The development will cover nearly 1,400 acres that, up until now, has been mostly vacant and forested. About 552 acres will be kept as open space, largely as buffers around sensitive streams that could be damaged by erosion. The rest will be transformed into millions of square feet of offices, apartments, single-family houses, shops, restaurants and hotels – the largest master-planned development in Charlotte since Ballantyne was carved from fields and pastures in south Mecklenburg County, starting 20 years ago.
The full development will take decades to build out, and city staff estimates it will require roads and infrastructure to handle 120,000 daily vehicle trips, 23 miles of water main, 19 miles of sewer main, treatment for 1.9 million gallons per day of wastewater, 30 new police officers and support staff to patrol the area and school facilities for just over 3,000 new students.
Interim Charlotte-Mecklenburg planning director Ed McKinney said the plans call for a multiphase development, with road improvements required at each phase before more can be built. Those improvements include projects such as extending West Boulevard, enlarging the Interstate 485 interchange and widening and extending Garrison and Dixie River roads.
The total estimated cost so far is $131 million, said Neighborhood & Business Services director Pat Mumford, though he emphasized that is a preliminary number likely to change. Preliminary plans show the developers would pay for $53 million, with the rest paid for by state and local governments, or financed through a tax increment grant subsidy. The city’s capital investment program currently calls for spending $44.7 million worth of bond money to improve roads in the area.
Some City Council members were skeptical of the plans, and wondered why they don’t include a new bridge over the Catawba to Gaston County. The N.C. Department of Transportation officially ended the Garden Parkway project earlier this year, which would have built such a bridge. Council member John Autry questioned whether the plans, which will include greenways, is too reliant on autos.
“Why do we keep designing our environment and infrastructure for cars?” asked Autry.
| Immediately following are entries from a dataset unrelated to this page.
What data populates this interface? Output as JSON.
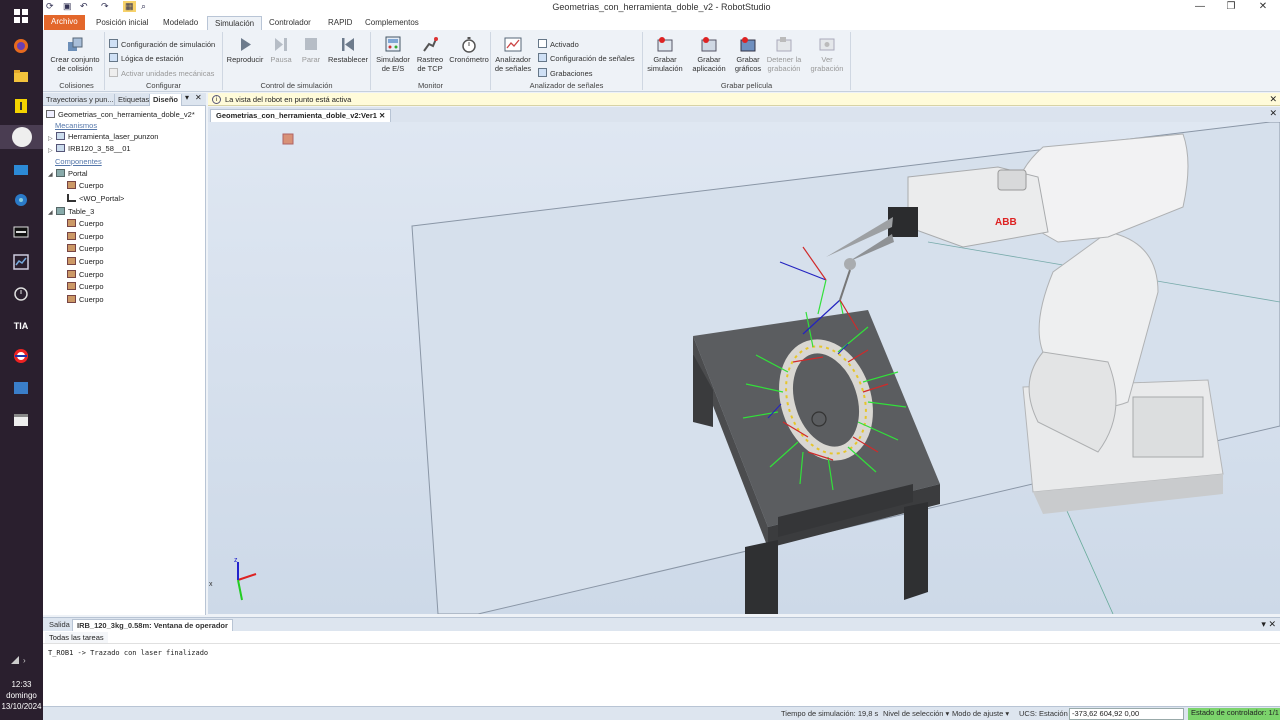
{
  "app": {
    "title": "Geometrias_con_herramienta_doble_v2 - RobotStudio"
  },
  "ribbon_tabs": [
    "Archivo",
    "Posición inicial",
    "Modelado",
    "Simulación",
    "Controlador",
    "RAPID",
    "Complementos"
  ],
  "ribbon": {
    "collisions": {
      "create": "Crear conjunto de colisión",
      "group": "Colisiones"
    },
    "configure": {
      "sim_config": "Configuración de simulación",
      "station_logic": "Lógica de estación",
      "mech_units": "Activar unidades mecánicas",
      "group": "Configurar"
    },
    "sim_control": {
      "play": "Reproducir",
      "pause": "Pausa",
      "stop": "Parar",
      "reset": "Restablecer",
      "group": "Control de simulación"
    },
    "monitor": {
      "io_sim_1": "Simulador",
      "io_sim_2": "de E/S",
      "tcp_1": "Rastreo",
      "tcp_2": "de TCP",
      "stopwatch": "Cronómetro",
      "group": "Monitor"
    },
    "signal_analyzer": {
      "analyzer_1": "Analizador",
      "analyzer_2": "de señales",
      "activated": "Activado",
      "signal_config": "Configuración de señales",
      "recordings": "Grabaciones",
      "group": "Analizador de señales"
    },
    "record": {
      "sim_1": "Grabar",
      "sim_2": "simulación",
      "app_1": "Grabar",
      "app_2": "aplicación",
      "gfx_1": "Grabar",
      "gfx_2": "gráficos",
      "stop_1": "Detener la",
      "stop_2": "grabación",
      "view_1": "Ver",
      "view_2": "grabación",
      "group": "Grabar película"
    }
  },
  "left_panel": {
    "tabs": [
      "Trayectorias y pun...",
      "Etiquetas",
      "Diseño"
    ],
    "station": "Geometrias_con_herramienta_doble_v2*",
    "mechanisms": "Mecanismos",
    "tool": "Herramienta_laser_punzon",
    "robot": "IRB120_3_58__01",
    "components": "Componentes",
    "portal": "Portal",
    "portal_children": [
      "Cuerpo",
      "<WO_Portal>"
    ],
    "table": "Table_3",
    "table_children": [
      "Cuerpo",
      "Cuerpo",
      "Cuerpo",
      "Cuerpo",
      "Cuerpo",
      "Cuerpo",
      "Cuerpo"
    ]
  },
  "info_bar": "La vista del robot en punto está activa",
  "document_tab": "Geometrias_con_herramienta_doble_v2:Ver1",
  "viewport": {
    "robot_brand": "ABB"
  },
  "output": {
    "tabs": [
      "Salida",
      "IRB_120_3kg_0.58m: Ventana de operador"
    ],
    "filter": "Todas las tareas",
    "log": "T_ROB1 -> Trazado con laser finalizado"
  },
  "status_bar": {
    "sim_time": "Tiempo de simulación: 19,8 s",
    "selection": "Nivel de selección ▾",
    "snap": "Modo de ajuste ▾",
    "ucs": "UCS: Estación",
    "ucs_value": "-373,62  604,92  0,00",
    "controller": "Estado de controlador: 1/1"
  },
  "clock": {
    "time": "12:33",
    "day": "domingo",
    "date": "13/10/2024"
  },
  "colors": {
    "file_tab": "#e3672b",
    "controller_ok": "#7bd36b",
    "info_bg": "#fffbd9"
  }
}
Mayor Jennifer Roberts said she doesn’t think the plan – which calls for reserving two school sites for Charlotte-Mecklenburg Schools, along with sites for a fire station and a police station – includes enough space for schools. “I am very skeptical that it’s only two schools” needed for the River District, said Roberts. “They’re going to need probably six schools.”
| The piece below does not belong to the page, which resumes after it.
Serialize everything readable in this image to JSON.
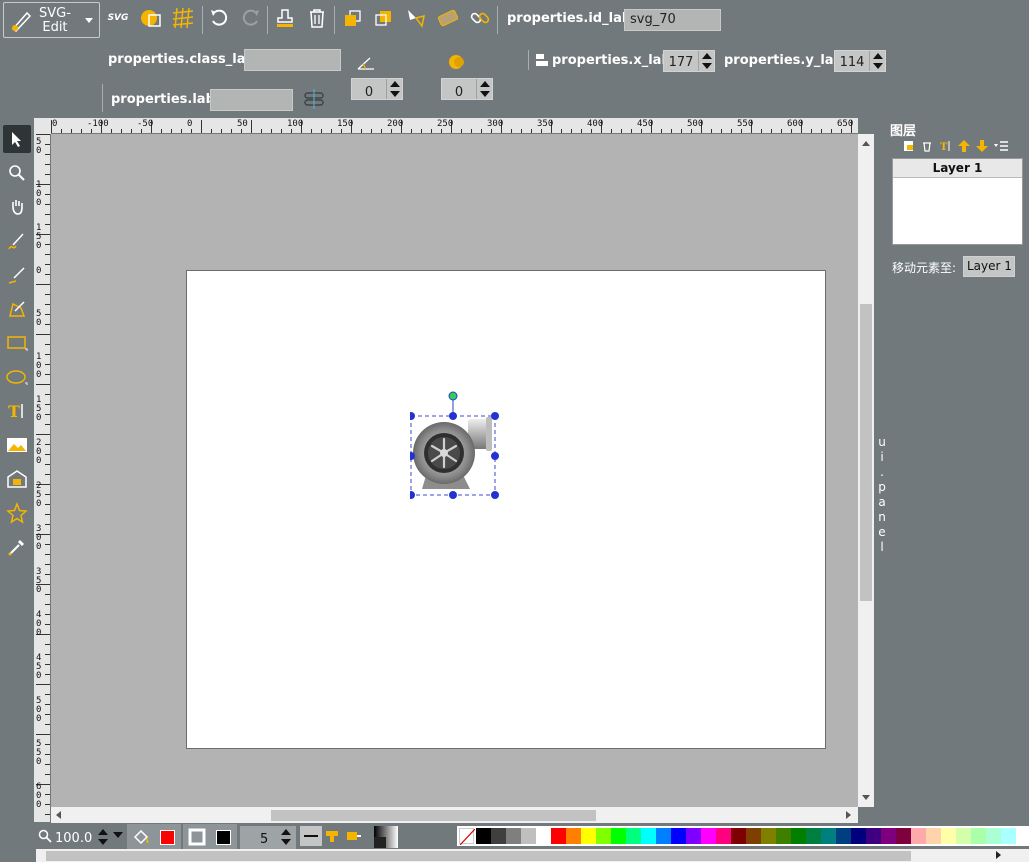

Kenny Smith urged his fellow council members to consider the benefits of developing the land according to a master plan rather than piecemeal. “This may be a unique opportunity,” said Smith.